Rouhani who became the first Iranian leader to visit Japan since 2000, arrived in the capital city of Tokyo on December 20 on an official invitation by Abe.

“We hope that Japan and other countries in the world will make efforts toward maintaining the accord,” Rouhani said and urged Japan to pursue stronger relations and to assist Iran, which is now suffering under the weight of severe Washington-imposed economic sanctions.

At the beginning of the meeting, Abe asked Rouhani to stick to commitments made in a landmark 2015 nuclear deal and said Japan would do everything possible to ensure stability in the Middle East. In turn, Rouhani asked the Japanese prime minister to work with the other countries to help keep the nuclear deal in place.

The two leaders also explored avenues for bolstering and reinvigorating bilateral relations, and underlined the need to enhance the level of trade exchanges between the two countries.

Rouhani’s visit should be described as an effort to break the deadlock over the 2015 nuclear deal after the U.S. withdrawal from the deal in May 2018. U.S. President Donald Trump also ratcheted up sanctions on Iran to pressure its economy by ending its international sales of crude oil.

In an interview with reporters ahead of his trip, Rouhani refused to refer to mediation as a key agenda point during the upcoming visit, saying that “the US tyrannical pressure and illegal sanctions will not sustain.”

“World nations are seeking close and good ties with Iran,” he said, according to a report by IRNA.

Iranian officials have expressed hope that Japan will resume buying Iranian crude oil by defying or bypassing U.S.-imposed sanctions, which have led to severe inflation, damaging the livelihoods of Iranians. Senior Japanese officials, however, have said Tokyo won’t be able to satisfy Tehran’s wishes as Washington has maintained a tough stance against anyone who defies the sanctions, according to The Japan Times.

Japan was a leading buyer of Iranian oil for decades, but stopped purchases to comply with the U.S. sanctions imposed after Washington unilaterally quit the nuclear deal. In 2017, Iran supplied 5.2 percent of Japan’s crude oil imports.

The trip followed Washington’s proposal to create a coalition to safeguard strategic waters near the Strait of Hormuz — a key military choke point — in order to keep the Iranian military force in check.
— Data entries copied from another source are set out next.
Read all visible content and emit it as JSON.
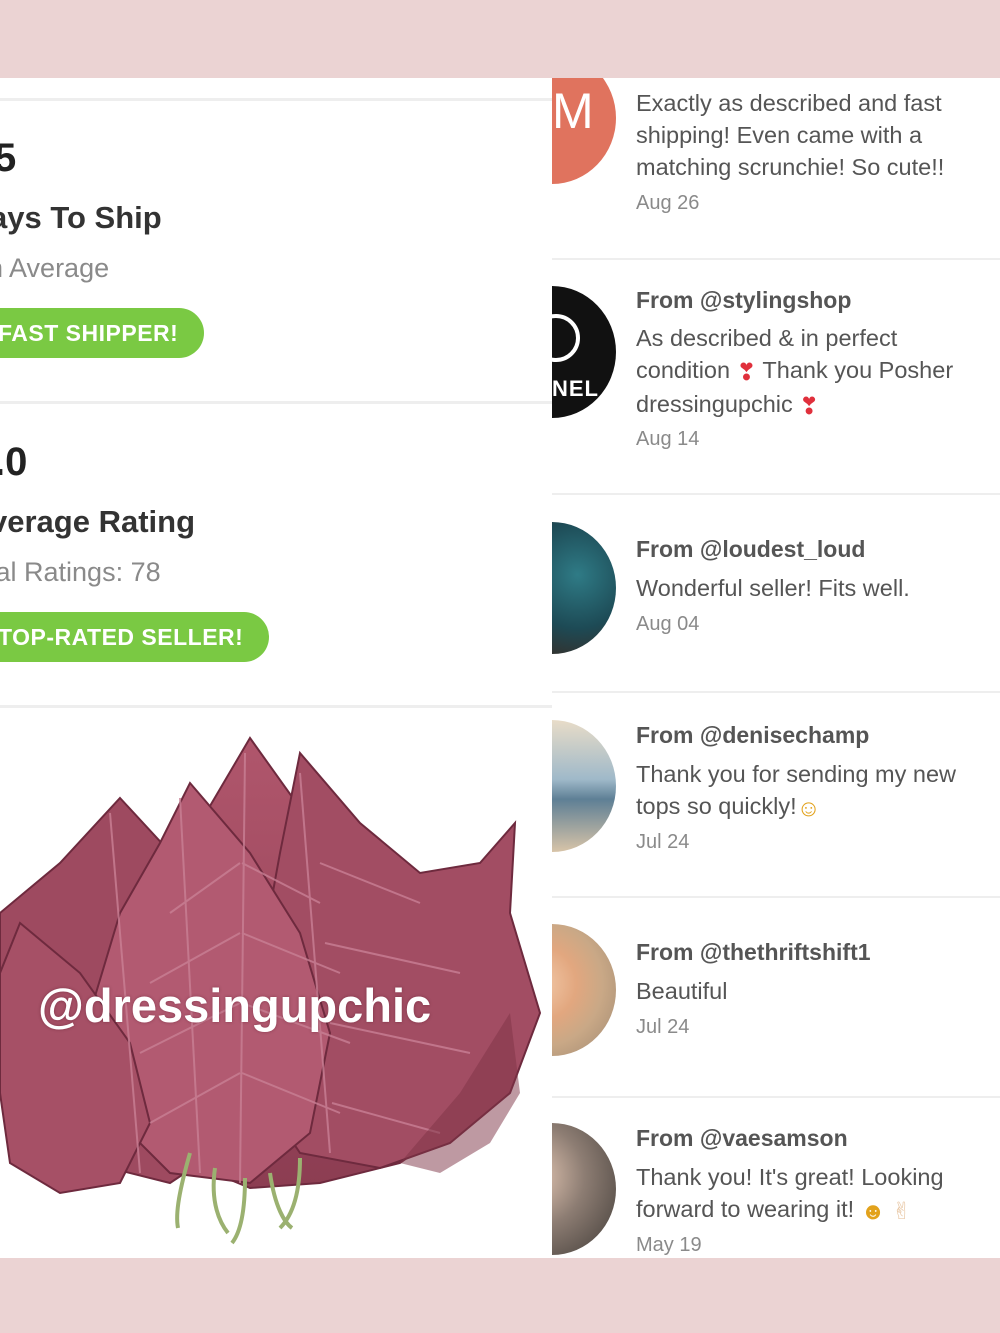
{
  "stats": {
    "ship": {
      "number": "5",
      "title": "ays To Ship",
      "subtitle": "n Average",
      "badge": "FAST SHIPPER!"
    },
    "rating": {
      "number": ".0",
      "title": "verage Rating",
      "subtitle": "tal Ratings: 78",
      "badge": "TOP-RATED SELLER!"
    }
  },
  "watermark": "@dressingupchic",
  "colors": {
    "frame": "#ebd3d3",
    "badge_green": "#7ac943",
    "leaf": "#9c4a5e"
  },
  "reviews": [
    {
      "avatar_letter": "M",
      "text": "Exactly as described and fast shipping! Even came with a matching scrunchie! So cute!!",
      "date": "Aug 26"
    },
    {
      "avatar_text": "NEL",
      "from": "From @stylingshop",
      "text_parts": [
        "As described & in perfect condition",
        "Thank you Posher dressingupchic"
      ],
      "date": "Aug 14"
    },
    {
      "from": "From @loudest_loud",
      "text": "Wonderful seller! Fits well.",
      "date": "Aug 04"
    },
    {
      "from": "From @denisechamp",
      "text": "Thank you for sending my new tops so quickly!",
      "date": "Jul 24"
    },
    {
      "from": "From @thethriftshift1",
      "text": "Beautiful",
      "date": "Jul 24"
    },
    {
      "from": "From @vaesamson",
      "text": "Thank you! It's great! Looking forward to wearing it!",
      "date": "May 19"
    }
  ]
}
At the same time, the Japanese prime minister has also planned to dispatch a Self-Defense Force destroyer and a patrol plane to the Middle East, from which Japan imports nearly 90 percent of the crude oil it consumes each year.

Tokyo has been under pressure since the U.S. urged Japan to join its coalition patrol force, as a military ally of the U.S. Japan has relied heavily on U.S. military forces to maintain peace and stability in the Middle East, but participation in the U.S.-led coalition patrol force against Iran would cause a deterioration in Japan’s ties and even damage the country’s long-established reputation as a politically neutral presence in the region.